*** Opening of Data ***
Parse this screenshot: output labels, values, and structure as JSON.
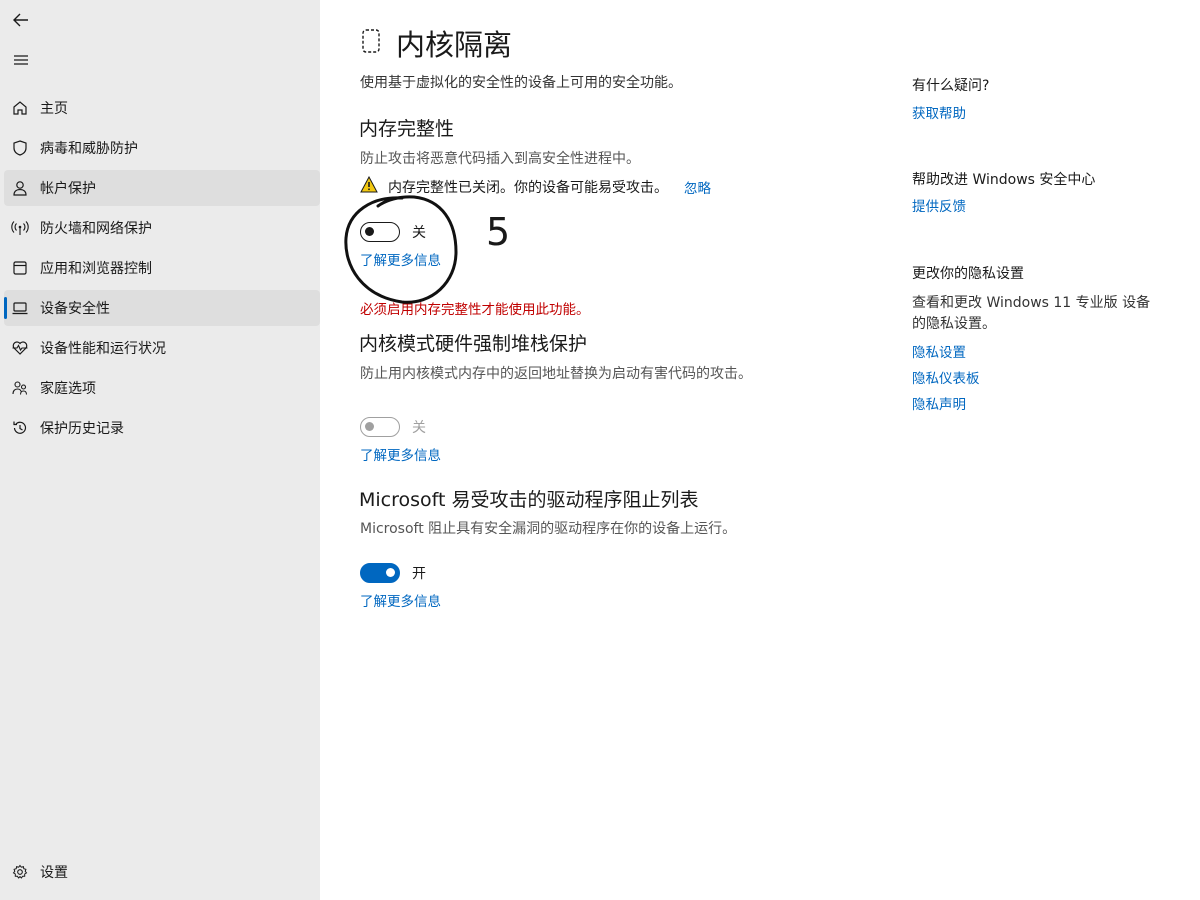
{
  "sidebar": {
    "items": [
      {
        "label": "主页",
        "icon": "home-icon"
      },
      {
        "label": "病毒和威胁防护",
        "icon": "shield-icon"
      },
      {
        "label": "帐户保护",
        "icon": "person-icon"
      },
      {
        "label": "防火墙和网络保护",
        "icon": "antenna-icon"
      },
      {
        "label": "应用和浏览器控制",
        "icon": "app-window-icon"
      },
      {
        "label": "设备安全性",
        "icon": "laptop-icon"
      },
      {
        "label": "设备性能和运行状况",
        "icon": "heart-pulse-icon"
      },
      {
        "label": "家庭选项",
        "icon": "family-icon"
      },
      {
        "label": "保护历史记录",
        "icon": "history-icon"
      }
    ],
    "settings_label": "设置"
  },
  "page": {
    "title": "内核隔离",
    "description": "使用基于虚拟化的安全性的设备上可用的安全功能。"
  },
  "memory_integrity": {
    "title": "内存完整性",
    "description": "防止攻击将恶意代码插入到高安全性进程中。",
    "warning": "内存完整性已关闭。你的设备可能易受攻击。",
    "ignore_link": "忽略",
    "toggle_state": "关",
    "learn_more": "了解更多信息"
  },
  "error_message": "必须启用内存完整性才能使用此功能。",
  "kernel_stack": {
    "title": "内核模式硬件强制堆栈保护",
    "description": "防止用内核模式内存中的返回地址替换为启动有害代码的攻击。",
    "toggle_state": "关",
    "learn_more": "了解更多信息"
  },
  "driver_blocklist": {
    "title": "Microsoft 易受攻击的驱动程序阻止列表",
    "description": "Microsoft 阻止具有安全漏洞的驱动程序在你的设备上运行。",
    "toggle_state": "开",
    "learn_more": "了解更多信息"
  },
  "right_panel": {
    "questions_heading": "有什么疑问?",
    "get_help": "获取帮助",
    "improve_heading": "帮助改进 Windows 安全中心",
    "give_feedback": "提供反馈",
    "privacy_heading": "更改你的隐私设置",
    "privacy_text": "查看和更改 Windows 11 专业版 设备的隐私设置。",
    "privacy_settings": "隐私设置",
    "privacy_dashboard": "隐私仪表板",
    "privacy_statement": "隐私声明"
  },
  "annotation": {
    "number": "5"
  },
  "colors": {
    "accent": "#0067c0",
    "error": "#c00000",
    "sidebar_bg": "#ebebeb"
  }
}
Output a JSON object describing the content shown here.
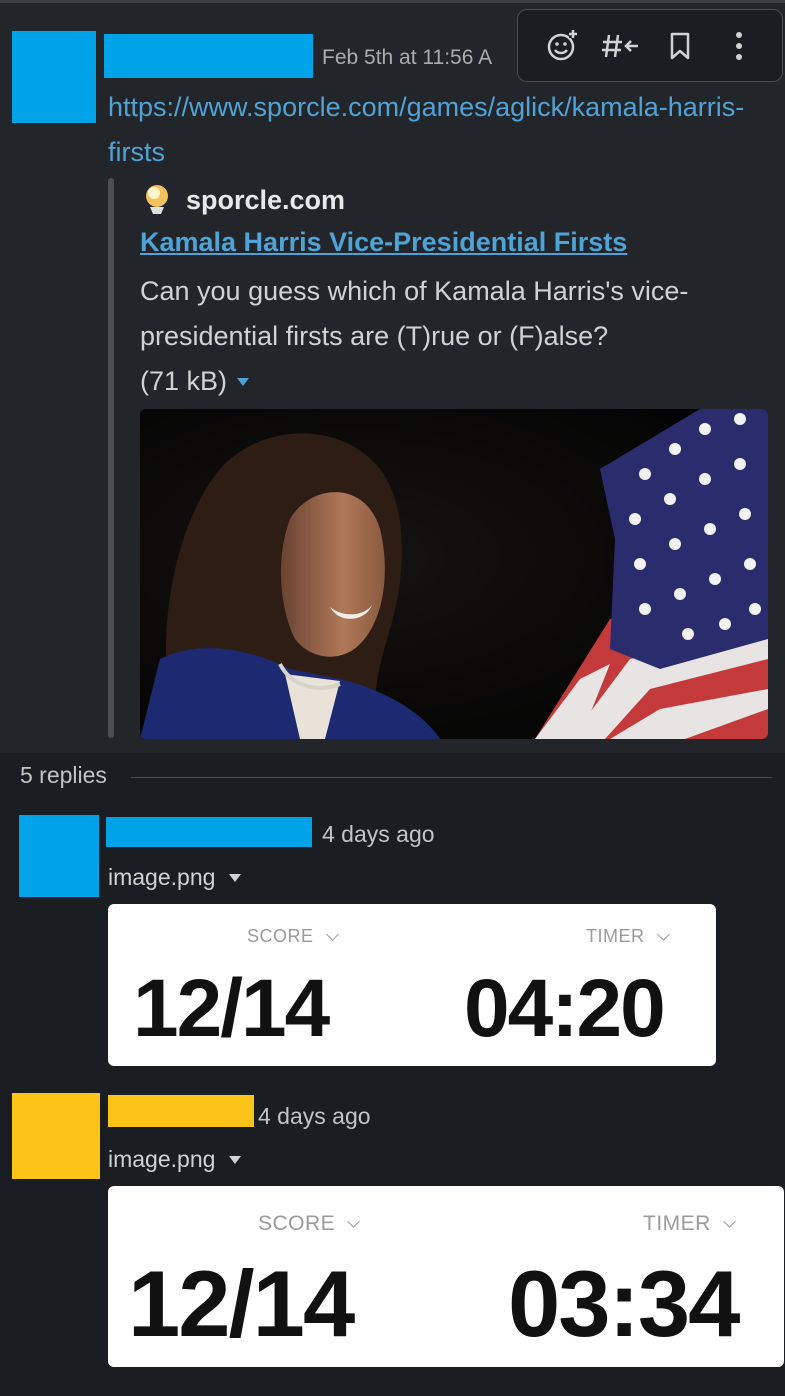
{
  "colors": {
    "background": "#1a1d21",
    "parent_background": "#222529",
    "link": "#4fa3d6",
    "avatar_blue": "#00a2e8",
    "avatar_yellow": "#fcc419",
    "muted_text": "#abacad"
  },
  "toolbar": {
    "icons": [
      "add-reaction-icon",
      "reply-in-channel-icon",
      "bookmark-icon",
      "more-actions-icon"
    ]
  },
  "parent": {
    "timestamp": "Feb 5th at 11:56 A",
    "link": "https://www.sporcle.com/games/aglick/kamala-harris-firsts",
    "unfurl": {
      "site": "sporcle.com",
      "title": "Kamala Harris Vice-Presidential Firsts",
      "description": "Can you guess which of Kamala Harris's vice-presidential firsts are (T)rue or (F)alse?",
      "size": "(71 kB)"
    }
  },
  "thread": {
    "replies_label": "5 replies",
    "replies": [
      {
        "avatar_color": "#00a2e8",
        "timestamp": "4 days ago",
        "file_name": "image.png",
        "score_label": "SCORE",
        "score": "12/14",
        "timer_label": "TIMER",
        "timer": "04:20"
      },
      {
        "avatar_color": "#fcc419",
        "timestamp": "4 days ago",
        "file_name": "image.png",
        "score_label": "SCORE",
        "score": "12/14",
        "timer_label": "TIMER",
        "timer": "03:34"
      }
    ]
  }
}
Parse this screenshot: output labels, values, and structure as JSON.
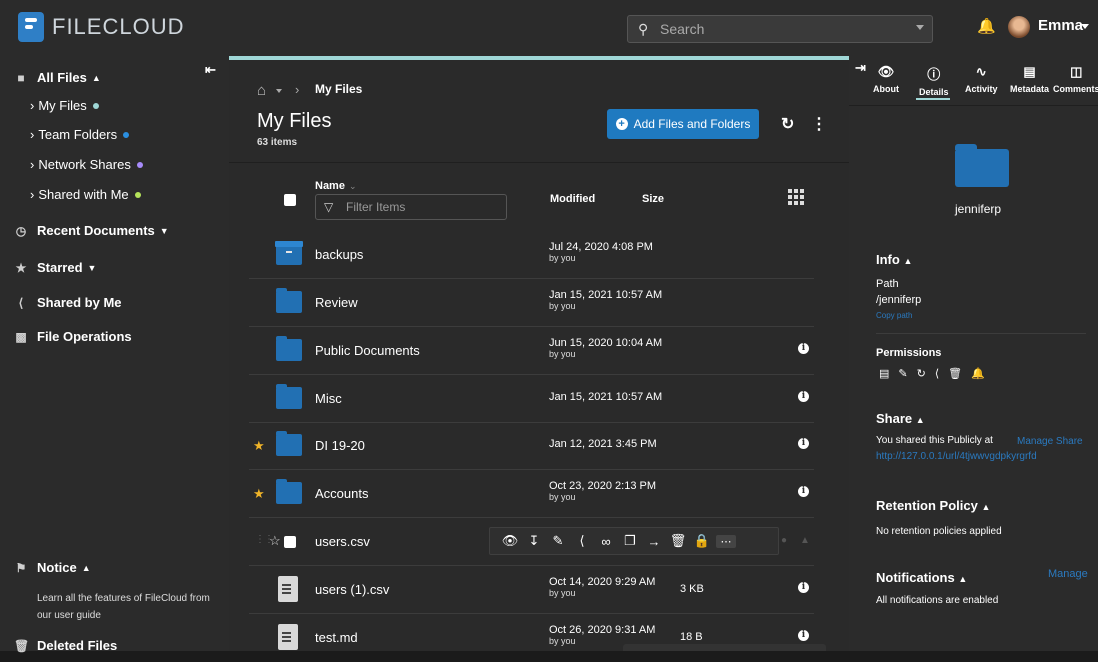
{
  "header": {
    "logo_text": "FILECLOUD",
    "search_placeholder": "Search",
    "user_name": "Emma"
  },
  "sidebar": {
    "all_files": "All Files",
    "my_files": "My Files",
    "team_folders": "Team Folders",
    "network_shares": "Network Shares",
    "shared_with_me": "Shared with Me",
    "recent_documents": "Recent Documents",
    "starred": "Starred",
    "shared_by_me": "Shared by Me",
    "file_operations": "File Operations",
    "notice": "Notice",
    "notice_text": "Learn all the features of FileCloud from our user guide",
    "deleted_files": "Deleted Files",
    "dot_colors": {
      "my_files": "#9fd7d6",
      "team_folders": "#2b8fe0",
      "network_shares": "#a78bfa",
      "shared_with_me": "#b5e35a"
    }
  },
  "main": {
    "breadcrumb_current": "My Files",
    "title": "My Files",
    "item_count": "63 items",
    "add_button": "Add Files and Folders",
    "col_name": "Name",
    "filter_placeholder": "Filter Items",
    "col_modified": "Modified",
    "col_size": "Size",
    "rows": [
      {
        "name": "backups",
        "modified": "Jul 24, 2020 4:08 PM",
        "by": "by you",
        "size": "",
        "icon": "archive-icon",
        "starred": false
      },
      {
        "name": "Review",
        "modified": "Jan 15, 2021 10:57 AM",
        "by": "by you",
        "size": "",
        "icon": "folder-icon",
        "starred": false
      },
      {
        "name": "Public Documents",
        "modified": "Jun 15, 2020 10:04 AM",
        "by": "by you",
        "size": "",
        "icon": "folder-icon",
        "starred": false
      },
      {
        "name": "Misc",
        "modified": "Jan 15, 2021 10:57 AM",
        "by": "",
        "size": "",
        "icon": "folder-icon",
        "starred": false
      },
      {
        "name": "DI 19-20",
        "modified": "Jan 12, 2021 3:45 PM",
        "by": "",
        "size": "",
        "icon": "folder-icon",
        "starred": true
      },
      {
        "name": "Accounts",
        "modified": "Oct 23, 2020 2:13 PM",
        "by": "by you",
        "size": "",
        "icon": "folder-icon",
        "starred": true
      },
      {
        "name": "users.csv",
        "modified": "",
        "by": "",
        "size": "",
        "icon": "",
        "starred": false
      },
      {
        "name": "users (1).csv",
        "modified": "Oct 14, 2020 9:29 AM",
        "by": "by you",
        "size": "3 KB",
        "icon": "document-icon",
        "starred": false
      },
      {
        "name": "test.md",
        "modified": "Oct 26, 2020 9:31 AM",
        "by": "by you",
        "size": "18 B",
        "icon": "document-icon",
        "starred": false
      }
    ]
  },
  "details": {
    "tabs": [
      "About",
      "Details",
      "Activity",
      "Metadata",
      "Comments"
    ],
    "active_tab": "Details",
    "owner": "jenniferp",
    "info_title": "Info",
    "path_label": "Path",
    "path_value": "/jenniferp",
    "copy_path": "Copy path",
    "permissions_label": "Permissions",
    "share_title": "Share",
    "shared_text": "You shared this Publicly at",
    "manage_share": "Manage Share",
    "share_url": "http://127.0.0.1/url/4tjwwvgdpkyrgrfd",
    "retention_title": "Retention Policy",
    "retention_text": "No retention policies applied",
    "notifications_title": "Notifications",
    "manage": "Manage",
    "notifications_text": "All notifications are enabled"
  }
}
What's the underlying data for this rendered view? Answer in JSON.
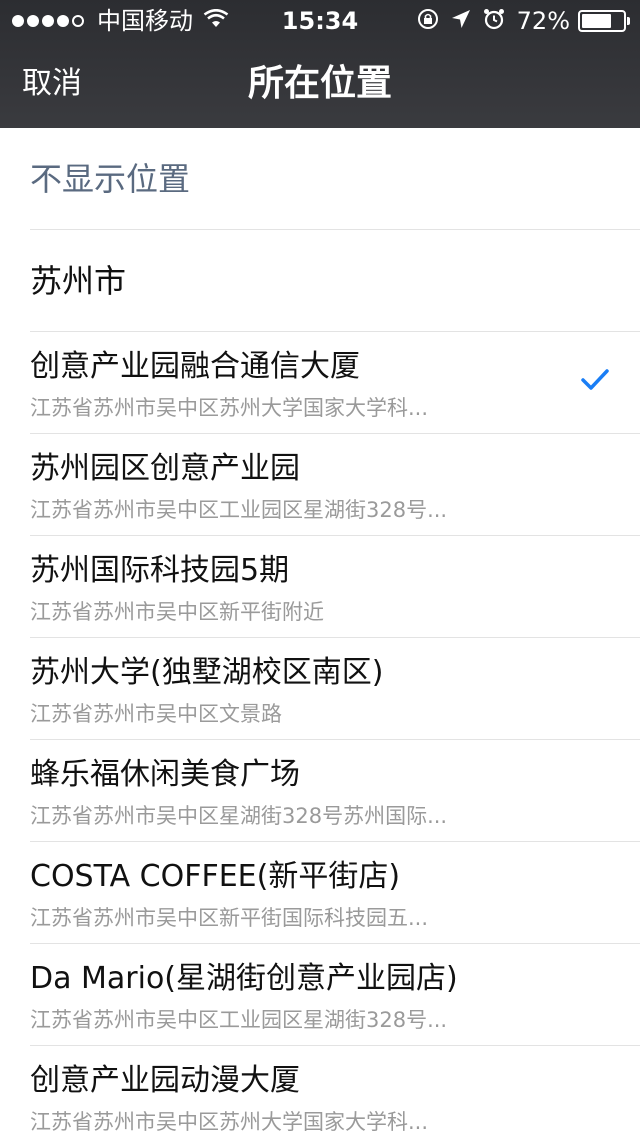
{
  "status_bar": {
    "carrier": "中国移动",
    "time": "15:34",
    "battery_percent": "72%",
    "battery_level": 0.72,
    "icons": [
      "signal-dots",
      "wifi-icon",
      "rotation-lock-icon",
      "location-arrow-icon",
      "alarm-icon",
      "battery-icon"
    ]
  },
  "nav": {
    "cancel_label": "取消",
    "title": "所在位置"
  },
  "options": {
    "hide_location": "不显示位置",
    "city": "苏州市"
  },
  "places": [
    {
      "name": "创意产业园融合通信大厦",
      "address": "江苏省苏州市吴中区苏州大学国家大学科...",
      "selected": true
    },
    {
      "name": "苏州园区创意产业园",
      "address": "江苏省苏州市吴中区工业园区星湖街328号...",
      "selected": false
    },
    {
      "name": "苏州国际科技园5期",
      "address": "江苏省苏州市吴中区新平街附近",
      "selected": false
    },
    {
      "name": "苏州大学(独墅湖校区南区)",
      "address": "江苏省苏州市吴中区文景路",
      "selected": false
    },
    {
      "name": "蜂乐福休闲美食广场",
      "address": "江苏省苏州市吴中区星湖街328号苏州国际...",
      "selected": false
    },
    {
      "name": "COSTA COFFEE(新平街店)",
      "address": "江苏省苏州市吴中区新平街国际科技园五...",
      "selected": false
    },
    {
      "name": "Da Mario(星湖街创意产业园店)",
      "address": "江苏省苏州市吴中区工业园区星湖街328号...",
      "selected": false
    },
    {
      "name": "创意产业园动漫大厦",
      "address": "江苏省苏州市吴中区苏州大学国家大学科...",
      "selected": false
    }
  ],
  "colors": {
    "nav_background": "#333438",
    "accent_check": "#1a7ef5",
    "muted_option": "#5a6a80",
    "address_text": "#9a9a9a"
  }
}
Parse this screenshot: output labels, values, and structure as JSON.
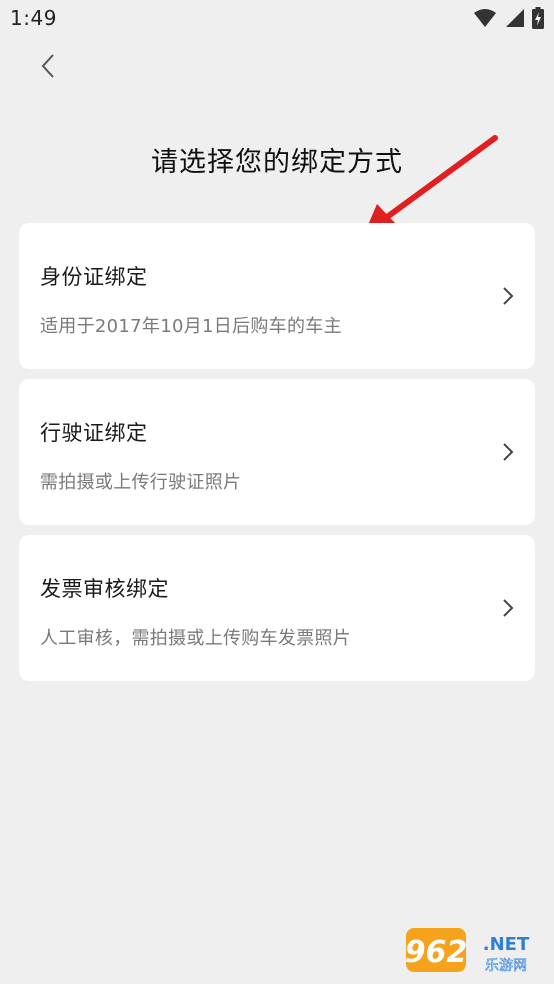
{
  "status_bar": {
    "time": "1:49",
    "icons": [
      "wifi-icon",
      "signal-icon",
      "battery-charging-icon"
    ]
  },
  "header": {
    "back_icon": "chevron-left-icon",
    "title": "请选择您的绑定方式"
  },
  "options": [
    {
      "title": "身份证绑定",
      "description": "适用于2017年10月1日后购车的车主",
      "icon": "chevron-right-icon"
    },
    {
      "title": "行驶证绑定",
      "description": "需拍摄或上传行驶证照片",
      "icon": "chevron-right-icon"
    },
    {
      "title": "发票审核绑定",
      "description": "人工审核，需拍摄或上传购车发票照片",
      "icon": "chevron-right-icon"
    }
  ],
  "annotation": {
    "color": "#e02020"
  },
  "watermark": {
    "number": "962",
    "suffix": ".NET",
    "sub": "乐游网"
  }
}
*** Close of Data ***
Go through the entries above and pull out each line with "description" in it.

    "description": "使用基于虚拟化的安全性的设备上可用的安全功能。"
    "description": "防止攻击将恶意代码插入到高安全性进程中。",
    "description": "防止用内核模式内存中的返回地址替换为启动有害代码的攻击。",
    "description": "Microsoft 阻止具有安全漏洞的驱动程序在你的设备上运行。",
      "description": "Can you guess which of Kamala Harris's vice-presidential firsts are (T)rue or (F)alse?",
      "description": "适用于2017年10月1日后购车的车主",
      "description": "需拍摄或上传行驶证照片",
      "description": "人工审核，需拍摄或上传购车发票照片",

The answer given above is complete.